— Goal of the exercise —
Show each line of the records below where the word "JSON" occurs.
[Opening Entries supplied section]
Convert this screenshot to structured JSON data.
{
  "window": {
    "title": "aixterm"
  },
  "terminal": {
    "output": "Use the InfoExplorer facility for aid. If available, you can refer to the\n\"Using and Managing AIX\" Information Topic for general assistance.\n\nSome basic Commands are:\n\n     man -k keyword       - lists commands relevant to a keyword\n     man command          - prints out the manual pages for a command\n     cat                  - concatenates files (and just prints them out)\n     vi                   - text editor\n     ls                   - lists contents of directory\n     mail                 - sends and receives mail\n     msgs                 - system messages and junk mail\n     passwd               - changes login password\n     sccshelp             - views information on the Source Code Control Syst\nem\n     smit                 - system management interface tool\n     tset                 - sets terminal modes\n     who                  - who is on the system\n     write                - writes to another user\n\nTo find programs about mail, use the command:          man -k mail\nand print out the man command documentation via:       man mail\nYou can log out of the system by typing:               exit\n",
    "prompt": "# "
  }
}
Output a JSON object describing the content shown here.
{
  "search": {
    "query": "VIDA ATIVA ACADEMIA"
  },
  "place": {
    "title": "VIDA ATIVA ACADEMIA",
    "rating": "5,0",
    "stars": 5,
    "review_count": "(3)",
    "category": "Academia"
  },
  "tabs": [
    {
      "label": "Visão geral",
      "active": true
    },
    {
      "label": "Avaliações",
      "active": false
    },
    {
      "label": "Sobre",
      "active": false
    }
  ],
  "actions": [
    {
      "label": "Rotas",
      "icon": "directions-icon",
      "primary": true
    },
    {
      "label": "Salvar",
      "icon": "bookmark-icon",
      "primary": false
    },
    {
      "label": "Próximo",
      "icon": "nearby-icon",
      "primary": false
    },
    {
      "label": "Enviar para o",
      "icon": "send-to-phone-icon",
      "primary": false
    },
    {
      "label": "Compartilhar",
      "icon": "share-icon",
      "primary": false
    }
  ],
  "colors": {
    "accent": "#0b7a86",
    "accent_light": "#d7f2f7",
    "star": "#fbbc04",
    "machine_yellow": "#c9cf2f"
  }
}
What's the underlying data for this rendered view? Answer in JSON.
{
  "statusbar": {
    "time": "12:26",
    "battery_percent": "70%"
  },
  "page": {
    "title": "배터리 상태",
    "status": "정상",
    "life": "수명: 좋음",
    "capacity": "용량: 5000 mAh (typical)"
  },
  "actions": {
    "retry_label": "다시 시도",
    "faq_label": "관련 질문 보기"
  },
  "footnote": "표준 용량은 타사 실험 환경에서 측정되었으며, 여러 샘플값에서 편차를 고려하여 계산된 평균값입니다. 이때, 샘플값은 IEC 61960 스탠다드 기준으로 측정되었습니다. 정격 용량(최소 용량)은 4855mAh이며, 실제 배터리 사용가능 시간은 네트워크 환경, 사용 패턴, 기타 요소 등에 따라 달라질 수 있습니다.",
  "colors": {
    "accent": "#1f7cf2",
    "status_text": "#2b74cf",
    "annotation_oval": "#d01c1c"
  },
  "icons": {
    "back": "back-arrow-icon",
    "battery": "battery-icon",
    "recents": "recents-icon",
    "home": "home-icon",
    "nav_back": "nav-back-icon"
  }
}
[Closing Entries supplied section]
— Answer space —
Convert this screenshot to structured JSON data.
Output a JSON object describing the content shown here.
What's the underlying data for this rendered view? Answer in JSON.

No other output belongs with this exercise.